“E.T. the Extra-Terrestrial” (1982)
Spielberg got high summer-movie scores again with this all-time classic about a 10-year-old boy (Henry Thomas) who befriends a stranded alien, ultimately helping him go back to his planet. The view of the vulnerabilities and triumphs of youth was engaging, and the buddy aspect involving the kid and the ultimate offbeat best friend also spoke to the masses. Thomas and Drew Barrymore were wonderful, and the adults were OK, but the star was E.T., an irresistible creature with something extra.
“Jurassic Park” (1993)

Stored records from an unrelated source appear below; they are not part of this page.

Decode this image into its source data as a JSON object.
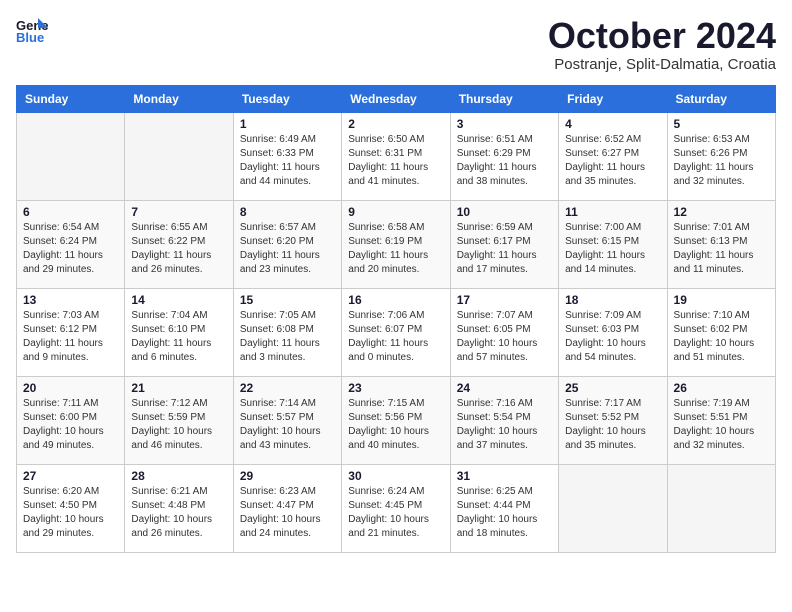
{
  "header": {
    "logo_line1": "General",
    "logo_line2": "Blue",
    "month_title": "October 2024",
    "location": "Postranje, Split-Dalmatia, Croatia"
  },
  "weekdays": [
    "Sunday",
    "Monday",
    "Tuesday",
    "Wednesday",
    "Thursday",
    "Friday",
    "Saturday"
  ],
  "weeks": [
    [
      {
        "day": "",
        "sunrise": "",
        "sunset": "",
        "daylight": ""
      },
      {
        "day": "",
        "sunrise": "",
        "sunset": "",
        "daylight": ""
      },
      {
        "day": "1",
        "sunrise": "Sunrise: 6:49 AM",
        "sunset": "Sunset: 6:33 PM",
        "daylight": "Daylight: 11 hours and 44 minutes."
      },
      {
        "day": "2",
        "sunrise": "Sunrise: 6:50 AM",
        "sunset": "Sunset: 6:31 PM",
        "daylight": "Daylight: 11 hours and 41 minutes."
      },
      {
        "day": "3",
        "sunrise": "Sunrise: 6:51 AM",
        "sunset": "Sunset: 6:29 PM",
        "daylight": "Daylight: 11 hours and 38 minutes."
      },
      {
        "day": "4",
        "sunrise": "Sunrise: 6:52 AM",
        "sunset": "Sunset: 6:27 PM",
        "daylight": "Daylight: 11 hours and 35 minutes."
      },
      {
        "day": "5",
        "sunrise": "Sunrise: 6:53 AM",
        "sunset": "Sunset: 6:26 PM",
        "daylight": "Daylight: 11 hours and 32 minutes."
      }
    ],
    [
      {
        "day": "6",
        "sunrise": "Sunrise: 6:54 AM",
        "sunset": "Sunset: 6:24 PM",
        "daylight": "Daylight: 11 hours and 29 minutes."
      },
      {
        "day": "7",
        "sunrise": "Sunrise: 6:55 AM",
        "sunset": "Sunset: 6:22 PM",
        "daylight": "Daylight: 11 hours and 26 minutes."
      },
      {
        "day": "8",
        "sunrise": "Sunrise: 6:57 AM",
        "sunset": "Sunset: 6:20 PM",
        "daylight": "Daylight: 11 hours and 23 minutes."
      },
      {
        "day": "9",
        "sunrise": "Sunrise: 6:58 AM",
        "sunset": "Sunset: 6:19 PM",
        "daylight": "Daylight: 11 hours and 20 minutes."
      },
      {
        "day": "10",
        "sunrise": "Sunrise: 6:59 AM",
        "sunset": "Sunset: 6:17 PM",
        "daylight": "Daylight: 11 hours and 17 minutes."
      },
      {
        "day": "11",
        "sunrise": "Sunrise: 7:00 AM",
        "sunset": "Sunset: 6:15 PM",
        "daylight": "Daylight: 11 hours and 14 minutes."
      },
      {
        "day": "12",
        "sunrise": "Sunrise: 7:01 AM",
        "sunset": "Sunset: 6:13 PM",
        "daylight": "Daylight: 11 hours and 11 minutes."
      }
    ],
    [
      {
        "day": "13",
        "sunrise": "Sunrise: 7:03 AM",
        "sunset": "Sunset: 6:12 PM",
        "daylight": "Daylight: 11 hours and 9 minutes."
      },
      {
        "day": "14",
        "sunrise": "Sunrise: 7:04 AM",
        "sunset": "Sunset: 6:10 PM",
        "daylight": "Daylight: 11 hours and 6 minutes."
      },
      {
        "day": "15",
        "sunrise": "Sunrise: 7:05 AM",
        "sunset": "Sunset: 6:08 PM",
        "daylight": "Daylight: 11 hours and 3 minutes."
      },
      {
        "day": "16",
        "sunrise": "Sunrise: 7:06 AM",
        "sunset": "Sunset: 6:07 PM",
        "daylight": "Daylight: 11 hours and 0 minutes."
      },
      {
        "day": "17",
        "sunrise": "Sunrise: 7:07 AM",
        "sunset": "Sunset: 6:05 PM",
        "daylight": "Daylight: 10 hours and 57 minutes."
      },
      {
        "day": "18",
        "sunrise": "Sunrise: 7:09 AM",
        "sunset": "Sunset: 6:03 PM",
        "daylight": "Daylight: 10 hours and 54 minutes."
      },
      {
        "day": "19",
        "sunrise": "Sunrise: 7:10 AM",
        "sunset": "Sunset: 6:02 PM",
        "daylight": "Daylight: 10 hours and 51 minutes."
      }
    ],
    [
      {
        "day": "20",
        "sunrise": "Sunrise: 7:11 AM",
        "sunset": "Sunset: 6:00 PM",
        "daylight": "Daylight: 10 hours and 49 minutes."
      },
      {
        "day": "21",
        "sunrise": "Sunrise: 7:12 AM",
        "sunset": "Sunset: 5:59 PM",
        "daylight": "Daylight: 10 hours and 46 minutes."
      },
      {
        "day": "22",
        "sunrise": "Sunrise: 7:14 AM",
        "sunset": "Sunset: 5:57 PM",
        "daylight": "Daylight: 10 hours and 43 minutes."
      },
      {
        "day": "23",
        "sunrise": "Sunrise: 7:15 AM",
        "sunset": "Sunset: 5:56 PM",
        "daylight": "Daylight: 10 hours and 40 minutes."
      },
      {
        "day": "24",
        "sunrise": "Sunrise: 7:16 AM",
        "sunset": "Sunset: 5:54 PM",
        "daylight": "Daylight: 10 hours and 37 minutes."
      },
      {
        "day": "25",
        "sunrise": "Sunrise: 7:17 AM",
        "sunset": "Sunset: 5:52 PM",
        "daylight": "Daylight: 10 hours and 35 minutes."
      },
      {
        "day": "26",
        "sunrise": "Sunrise: 7:19 AM",
        "sunset": "Sunset: 5:51 PM",
        "daylight": "Daylight: 10 hours and 32 minutes."
      }
    ],
    [
      {
        "day": "27",
        "sunrise": "Sunrise: 6:20 AM",
        "sunset": "Sunset: 4:50 PM",
        "daylight": "Daylight: 10 hours and 29 minutes."
      },
      {
        "day": "28",
        "sunrise": "Sunrise: 6:21 AM",
        "sunset": "Sunset: 4:48 PM",
        "daylight": "Daylight: 10 hours and 26 minutes."
      },
      {
        "day": "29",
        "sunrise": "Sunrise: 6:23 AM",
        "sunset": "Sunset: 4:47 PM",
        "daylight": "Daylight: 10 hours and 24 minutes."
      },
      {
        "day": "30",
        "sunrise": "Sunrise: 6:24 AM",
        "sunset": "Sunset: 4:45 PM",
        "daylight": "Daylight: 10 hours and 21 minutes."
      },
      {
        "day": "31",
        "sunrise": "Sunrise: 6:25 AM",
        "sunset": "Sunset: 4:44 PM",
        "daylight": "Daylight: 10 hours and 18 minutes."
      },
      {
        "day": "",
        "sunrise": "",
        "sunset": "",
        "daylight": ""
      },
      {
        "day": "",
        "sunrise": "",
        "sunset": "",
        "daylight": ""
      }
    ]
  ]
}
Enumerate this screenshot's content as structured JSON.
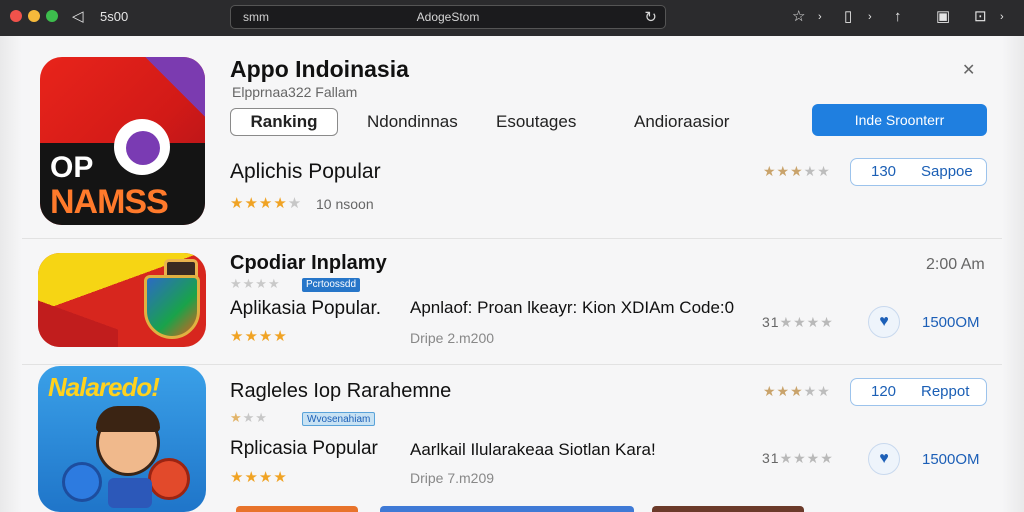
{
  "titlebar": {
    "left_text": "5s00",
    "url_left": "smm",
    "url_center": "AdogeStom",
    "icons": [
      "back-icon",
      "reload-icon",
      "bookmark-icon",
      "share-icon",
      "download-icon",
      "sidebar-icon",
      "window-icon"
    ]
  },
  "header": {
    "title": "Appo Indoinasia",
    "subtitle": "Elpprnaa322 Fallam",
    "close_glyph": "✕",
    "tabs": [
      "Ranking",
      "Ndondinnas",
      "Esoutages",
      "Andioraasior"
    ],
    "cta_label": "Inde Sroonterr"
  },
  "apps": [
    {
      "title": "Aplichis Popular",
      "rating": 4,
      "meta": "10 nsoon",
      "count": "130",
      "button": "Sappoe",
      "icon_text": [
        "OP",
        "NAMSS"
      ]
    },
    {
      "title": "Cpodiar Inplamy",
      "badge": "Pcrtoossdd",
      "subtitle": "Aplikasia Popular.",
      "desc": "Apnlaof: Proan lkeayr: Kion XDIAm Code:0",
      "meta": "Dripe 2.m200",
      "time": "2:00 Am",
      "rating_text": "31",
      "size": "1500OM"
    },
    {
      "title": "Ragleles Iop Rarahemne",
      "badge": "Wvosenahiam",
      "subtitle": "Rplicasia Popular",
      "desc": "Aarlkail Ilularakeaa Siotlan Kara!",
      "meta": "Dripe 7.m209",
      "count": "120",
      "button": "Reppot",
      "rating_text": "31",
      "size": "1500OM",
      "icon_text": "Nalaredo!"
    }
  ],
  "colors": {
    "accent": "#1f7fe0",
    "star": "#f0a324",
    "titlebar": "#2b2b2d"
  }
}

There’s no stopping Spielberg when it comes to summer fare that’s better than fair. This one had a theme-park power outage resulting in the dinosaur clones getting to run free and wreak lots of big-budget havoc. The cast — which included Sam Neill, Laura Dern, Jeff Goldblum and Richard Attenborough — was terrific, but (as in “E.T.”) the stars were the creatures, rendered in brilliant strokes of special-effects wizardry that made this so much more than a summer escapist film. At times, it was downright poetic.
“Toy Story 3″ (2010)
When the toys mistakenly end up at a daycare center, they come to realize they have to get their wooden and plastic selves home. That’s the plot frame upon which the characters (voiced by the likes of Tom Hanks, Tim Allen and Don Rickles as Mr. Potato Head) go about their wacky interactions and personal dramas. Not since “The Lord of the Rings: The Return of the King” has there been such a great third film of a series. In fact, this one was nominated for Oscar’s Best Picture prize (and it won for Best Animated Feature and Best Song, “We Belong Together”).
“What’s Love Got To Do With It?” (1993)
What’s a searing musical biopic got to do with the usual summer roundup at the cineplex? Well, when a movie is this good, who cares? Hardly your typical seasonal blockbuster, “WLGTDWI?” was a powerful drama centering on r&b singer Tina Turner’s explosive talent, as well as her bravery in dealing with hubby Ike Turner’s abuse, which she ultimately broke free from and triumphed. Angela Bassett’s performance as Tina was “simply the best,” and her love of Tina’s fiery soul has got a lot to do with it. Bassett’s turn was passionate and powerful — just what a summer movie needs more of.
Michael Musto is a contributing journalist for TheBlot Magazine.